▸ **YOUR INSTRUCTIONS**
Your answer should consist of the lines below that hold the word "icon".

▸ **SUPPLIED ENTRIES**

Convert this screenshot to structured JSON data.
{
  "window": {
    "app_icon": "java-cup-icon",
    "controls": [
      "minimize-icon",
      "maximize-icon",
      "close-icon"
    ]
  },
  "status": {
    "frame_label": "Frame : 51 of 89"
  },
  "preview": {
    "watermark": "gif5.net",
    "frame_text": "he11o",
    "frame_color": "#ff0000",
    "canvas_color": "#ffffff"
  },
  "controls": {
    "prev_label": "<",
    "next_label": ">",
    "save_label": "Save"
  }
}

▸ **EXERCISE ANSWER**
    "app_icon": "java-cup-icon",
      "minimize-icon",
      "maximize-icon",
      "close-icon"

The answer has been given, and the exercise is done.